- _Required action_:
What is needed is an exact copy of all the records, written out in full.

- _Provided records_:

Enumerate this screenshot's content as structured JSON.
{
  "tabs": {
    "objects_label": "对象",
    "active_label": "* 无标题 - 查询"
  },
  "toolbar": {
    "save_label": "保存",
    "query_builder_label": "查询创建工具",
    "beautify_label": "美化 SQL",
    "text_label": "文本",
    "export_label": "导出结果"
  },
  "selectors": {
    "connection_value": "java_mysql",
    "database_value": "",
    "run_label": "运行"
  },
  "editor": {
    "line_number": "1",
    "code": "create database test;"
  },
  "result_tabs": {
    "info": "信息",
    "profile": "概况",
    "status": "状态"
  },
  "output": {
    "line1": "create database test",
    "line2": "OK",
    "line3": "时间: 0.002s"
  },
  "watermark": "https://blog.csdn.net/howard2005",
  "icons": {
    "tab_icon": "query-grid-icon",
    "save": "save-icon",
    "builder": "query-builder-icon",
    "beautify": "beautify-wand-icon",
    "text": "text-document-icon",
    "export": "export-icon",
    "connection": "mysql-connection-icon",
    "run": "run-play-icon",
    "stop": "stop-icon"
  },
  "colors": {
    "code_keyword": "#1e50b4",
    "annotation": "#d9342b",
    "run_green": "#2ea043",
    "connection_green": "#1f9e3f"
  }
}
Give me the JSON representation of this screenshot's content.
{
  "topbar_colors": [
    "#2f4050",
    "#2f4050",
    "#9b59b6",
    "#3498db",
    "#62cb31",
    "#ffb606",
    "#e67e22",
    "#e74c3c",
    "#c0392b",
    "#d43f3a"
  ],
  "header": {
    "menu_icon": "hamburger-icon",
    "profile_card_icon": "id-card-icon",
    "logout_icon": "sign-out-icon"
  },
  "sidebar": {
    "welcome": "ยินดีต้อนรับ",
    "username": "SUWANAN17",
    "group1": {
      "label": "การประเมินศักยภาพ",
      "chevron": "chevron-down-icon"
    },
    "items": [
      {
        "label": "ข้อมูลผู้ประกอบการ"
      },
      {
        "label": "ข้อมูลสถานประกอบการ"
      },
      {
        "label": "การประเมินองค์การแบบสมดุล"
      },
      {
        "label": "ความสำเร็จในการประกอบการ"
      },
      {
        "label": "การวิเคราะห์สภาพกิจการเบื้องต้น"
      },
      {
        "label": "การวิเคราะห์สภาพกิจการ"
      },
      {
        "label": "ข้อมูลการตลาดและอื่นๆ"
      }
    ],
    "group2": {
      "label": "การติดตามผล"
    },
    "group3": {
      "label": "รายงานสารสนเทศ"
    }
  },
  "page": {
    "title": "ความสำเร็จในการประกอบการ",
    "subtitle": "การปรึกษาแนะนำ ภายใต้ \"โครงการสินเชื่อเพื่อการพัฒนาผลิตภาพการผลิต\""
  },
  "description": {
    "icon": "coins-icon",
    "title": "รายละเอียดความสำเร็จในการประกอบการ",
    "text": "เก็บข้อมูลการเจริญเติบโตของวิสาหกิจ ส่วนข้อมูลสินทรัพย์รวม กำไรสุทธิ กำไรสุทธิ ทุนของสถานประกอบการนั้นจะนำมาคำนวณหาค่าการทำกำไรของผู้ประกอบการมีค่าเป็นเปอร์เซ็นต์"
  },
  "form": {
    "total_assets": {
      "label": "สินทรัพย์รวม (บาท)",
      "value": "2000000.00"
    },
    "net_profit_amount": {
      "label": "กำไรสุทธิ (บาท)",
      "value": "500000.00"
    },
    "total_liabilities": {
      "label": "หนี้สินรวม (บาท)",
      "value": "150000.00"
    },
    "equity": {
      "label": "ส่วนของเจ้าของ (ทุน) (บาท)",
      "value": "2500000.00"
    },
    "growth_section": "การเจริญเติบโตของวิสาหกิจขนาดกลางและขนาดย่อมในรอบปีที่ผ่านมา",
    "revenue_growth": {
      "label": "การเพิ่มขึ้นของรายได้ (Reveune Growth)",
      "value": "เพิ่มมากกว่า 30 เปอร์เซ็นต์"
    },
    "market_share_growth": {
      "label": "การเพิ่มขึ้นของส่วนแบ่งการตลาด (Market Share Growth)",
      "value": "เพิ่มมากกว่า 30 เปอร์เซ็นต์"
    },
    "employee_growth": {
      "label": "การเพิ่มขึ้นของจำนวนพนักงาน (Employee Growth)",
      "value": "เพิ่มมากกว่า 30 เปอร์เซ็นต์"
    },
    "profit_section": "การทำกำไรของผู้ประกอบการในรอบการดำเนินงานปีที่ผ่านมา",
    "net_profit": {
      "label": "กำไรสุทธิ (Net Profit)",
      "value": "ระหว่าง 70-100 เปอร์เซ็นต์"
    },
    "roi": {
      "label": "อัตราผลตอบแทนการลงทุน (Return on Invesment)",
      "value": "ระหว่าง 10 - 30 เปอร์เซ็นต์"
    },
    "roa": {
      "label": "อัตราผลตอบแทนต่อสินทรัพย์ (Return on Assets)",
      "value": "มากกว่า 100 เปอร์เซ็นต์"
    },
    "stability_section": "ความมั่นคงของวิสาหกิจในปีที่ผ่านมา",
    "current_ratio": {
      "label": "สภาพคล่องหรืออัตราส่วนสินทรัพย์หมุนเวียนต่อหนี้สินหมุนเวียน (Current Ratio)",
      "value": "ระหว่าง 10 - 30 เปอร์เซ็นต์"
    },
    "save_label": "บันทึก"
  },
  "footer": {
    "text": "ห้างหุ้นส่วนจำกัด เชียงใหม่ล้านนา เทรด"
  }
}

- _Exercise answer_:
Enumerate this screenshot's content as structured JSON.
{
  "tabs": {
    "objects_label": "对象",
    "active_label": "* 无标题 - 查询"
  },
  "toolbar": {
    "save_label": "保存",
    "query_builder_label": "查询创建工具",
    "beautify_label": "美化 SQL",
    "text_label": "文本",
    "export_label": "导出结果"
  },
  "selectors": {
    "connection_value": "java_mysql",
    "database_value": "",
    "run_label": "运行"
  },
  "editor": {
    "line_number": "1",
    "code": "create database test;"
  },
  "result_tabs": {
    "info": "信息",
    "profile": "概况",
    "status": "状态"
  },
  "output": {
    "line1": "create database test",
    "line2": "OK",
    "line3": "时间: 0.002s"
  },
  "watermark": "https://blog.csdn.net/howard2005",
  "icons": {
    "tab_icon": "query-grid-icon",
    "save": "save-icon",
    "builder": "query-builder-icon",
    "beautify": "beautify-wand-icon",
    "text": "text-document-icon",
    "export": "export-icon",
    "connection": "mysql-connection-icon",
    "run": "run-play-icon",
    "stop": "stop-icon"
  },
  "colors": {
    "code_keyword": "#1e50b4",
    "annotation": "#d9342b",
    "run_green": "#2ea043",
    "connection_green": "#1f9e3f"
  }
}
Give me the JSON representation of this screenshot's content.
{
  "topbar_colors": [
    "#2f4050",
    "#2f4050",
    "#9b59b6",
    "#3498db",
    "#62cb31",
    "#ffb606",
    "#e67e22",
    "#e74c3c",
    "#c0392b",
    "#d43f3a"
  ],
  "header": {
    "menu_icon": "hamburger-icon",
    "profile_card_icon": "id-card-icon",
    "logout_icon": "sign-out-icon"
  },
  "sidebar": {
    "welcome": "ยินดีต้อนรับ",
    "username": "SUWANAN17",
    "group1": {
      "label": "การประเมินศักยภาพ",
      "chevron": "chevron-down-icon"
    },
    "items": [
      {
        "label": "ข้อมูลผู้ประกอบการ"
      },
      {
        "label": "ข้อมูลสถานประกอบการ"
      },
      {
        "label": "การประเมินองค์การแบบสมดุล"
      },
      {
        "label": "ความสำเร็จในการประกอบการ"
      },
      {
        "label": "การวิเคราะห์สภาพกิจการเบื้องต้น"
      },
      {
        "label": "การวิเคราะห์สภาพกิจการ"
      },
      {
        "label": "ข้อมูลการตลาดและอื่นๆ"
      }
    ],
    "group2": {
      "label": "การติดตามผล"
    },
    "group3": {
      "label": "รายงานสารสนเทศ"
    }
  },
  "page": {
    "title": "ความสำเร็จในการประกอบการ",
    "subtitle": "การปรึกษาแนะนำ ภายใต้ \"โครงการสินเชื่อเพื่อการพัฒนาผลิตภาพการผลิต\""
  },
  "description": {
    "icon": "coins-icon",
    "title": "รายละเอียดความสำเร็จในการประกอบการ",
    "text": "เก็บข้อมูลการเจริญเติบโตของวิสาหกิจ ส่วนข้อมูลสินทรัพย์รวม กำไรสุทธิ กำไรสุทธิ ทุนของสถานประกอบการนั้นจะนำมาคำนวณหาค่าการทำกำไรของผู้ประกอบการมีค่าเป็นเปอร์เซ็นต์"
  },
  "form": {
    "total_assets": {
      "label": "สินทรัพย์รวม (บาท)",
      "value": "2000000.00"
    },
    "net_profit_amount": {
      "label": "กำไรสุทธิ (บาท)",
      "value": "500000.00"
    },
    "total_liabilities": {
      "label": "หนี้สินรวม (บาท)",
      "value": "150000.00"
    },
    "equity": {
      "label": "ส่วนของเจ้าของ (ทุน) (บาท)",
      "value": "2500000.00"
    },
    "growth_section": "การเจริญเติบโตของวิสาหกิจขนาดกลางและขนาดย่อมในรอบปีที่ผ่านมา",
    "revenue_growth": {
      "label": "การเพิ่มขึ้นของรายได้ (Reveune Growth)",
      "value": "เพิ่มมากกว่า 30 เปอร์เซ็นต์"
    },
    "market_share_growth": {
      "label": "การเพิ่มขึ้นของส่วนแบ่งการตลาด (Market Share Growth)",
      "value": "เพิ่มมากกว่า 30 เปอร์เซ็นต์"
    },
    "employee_growth": {
      "label": "การเพิ่มขึ้นของจำนวนพนักงาน (Employee Growth)",
      "value": "เพิ่มมากกว่า 30 เปอร์เซ็นต์"
    },
    "profit_section": "การทำกำไรของผู้ประกอบการในรอบการดำเนินงานปีที่ผ่านมา",
    "net_profit": {
      "label": "กำไรสุทธิ (Net Profit)",
      "value": "ระหว่าง 70-100 เปอร์เซ็นต์"
    },
    "roi": {
      "label": "อัตราผลตอบแทนการลงทุน (Return on Invesment)",
      "value": "ระหว่าง 10 - 30 เปอร์เซ็นต์"
    },
    "roa": {
      "label": "อัตราผลตอบแทนต่อสินทรัพย์ (Return on Assets)",
      "value": "มากกว่า 100 เปอร์เซ็นต์"
    },
    "stability_section": "ความมั่นคงของวิสาหกิจในปีที่ผ่านมา",
    "current_ratio": {
      "label": "สภาพคล่องหรืออัตราส่วนสินทรัพย์หมุนเวียนต่อหนี้สินหมุนเวียน (Current Ratio)",
      "value": "ระหว่าง 10 - 30 เปอร์เซ็นต์"
    },
    "save_label": "บันทึก"
  },
  "footer": {
    "text": "ห้างหุ้นส่วนจำกัด เชียงใหม่ล้านนา เทรด"
  }
}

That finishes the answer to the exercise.